WHAT YOU WILL DO: The answer must consist of every line in the records that contains the word "PERCEPTIVO".
____
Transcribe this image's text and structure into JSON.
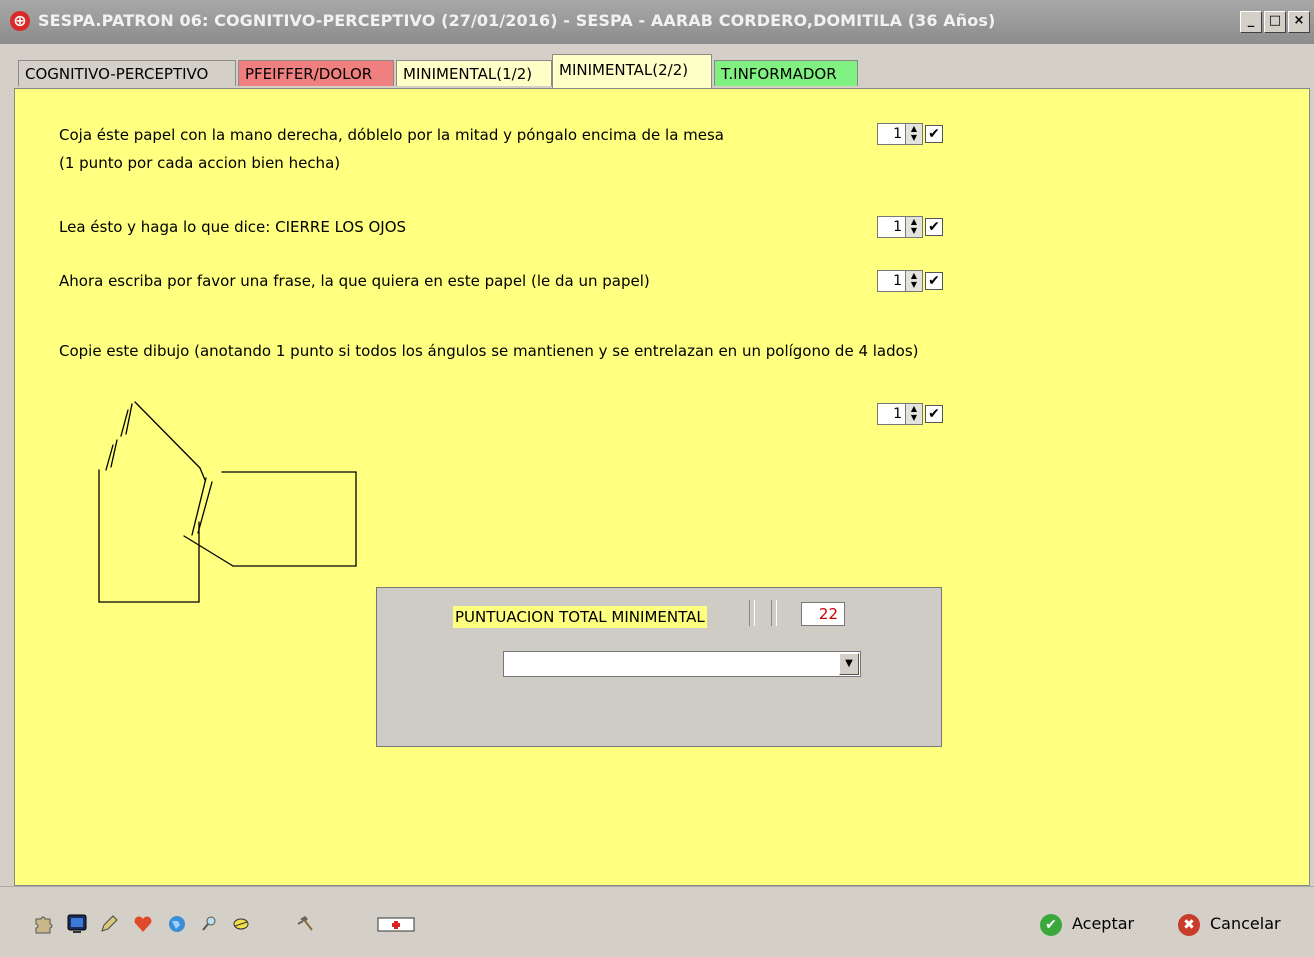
{
  "window": {
    "title": "SESPA.PATRON 06: COGNITIVO-PERCEPTIVO (27/01/2016) - SESPA - AARAB CORDERO,DOMITILA (36 Años)",
    "app_icon": "⊕",
    "min_label": "_",
    "max_label": "□",
    "close_label": "×"
  },
  "tabs": [
    {
      "label": "COGNITIVO-PERCEPTIVO",
      "color": "#d4d0c8"
    },
    {
      "label": "PFEIFFER/DOLOR",
      "color": "#f08080"
    },
    {
      "label": "MINIMENTAL(1/2)",
      "color": "#ffffc8"
    },
    {
      "label": "MINIMENTAL(2/2)",
      "color": "#ffffc8"
    },
    {
      "label": "T.INFORMADOR",
      "color": "#80f080"
    }
  ],
  "questions": [
    {
      "text": "Coja éste papel con la mano derecha, dóblelo por la mitad y póngalo encima de la mesa",
      "subtext": "(1 punto por cada accion bien hecha)",
      "value": "1",
      "checked": "✔"
    },
    {
      "text": "Lea ésto y haga lo que dice: CIERRE LOS OJOS",
      "value": "1",
      "checked": "✔"
    },
    {
      "text": "Ahora escriba por favor una frase, la que quiera en este papel (le da un papel)",
      "value": "1",
      "checked": "✔"
    },
    {
      "text": "Copie este dibujo (anotando 1 punto si todos los ángulos se mantienen   y se entrelazan en un polígono de 4 lados)",
      "value": "1",
      "checked": "✔"
    }
  ],
  "score": {
    "label": "PUNTUACION TOTAL MINIMENTAL",
    "value": "22",
    "dropdown_value": "",
    "dropdown_arrow": "▼"
  },
  "toolbar_icons": [
    "puzzle-icon",
    "monitor-icon",
    "pencil-icon",
    "heart-icon",
    "globe-icon",
    "magnifier-icon",
    "pill-icon",
    "hammer-icon",
    "medical-card-icon"
  ],
  "actions": {
    "accept_label": "Aceptar",
    "cancel_label": "Cancelar",
    "accept_glyph": "✔",
    "cancel_glyph": "✖"
  },
  "colors": {
    "panel": "#ffff80",
    "score_text": "#cc0000",
    "accept": "#3aa83a",
    "cancel": "#c83c2c"
  }
}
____
OUTPUT FOR THIS EXERCISE:
    "title": "SESPA.PATRON 06: COGNITIVO-PERCEPTIVO (27/01/2016) - SESPA - AARAB CORDERO,DOMITILA (36 Años)",
      "label": "COGNITIVO-PERCEPTIVO",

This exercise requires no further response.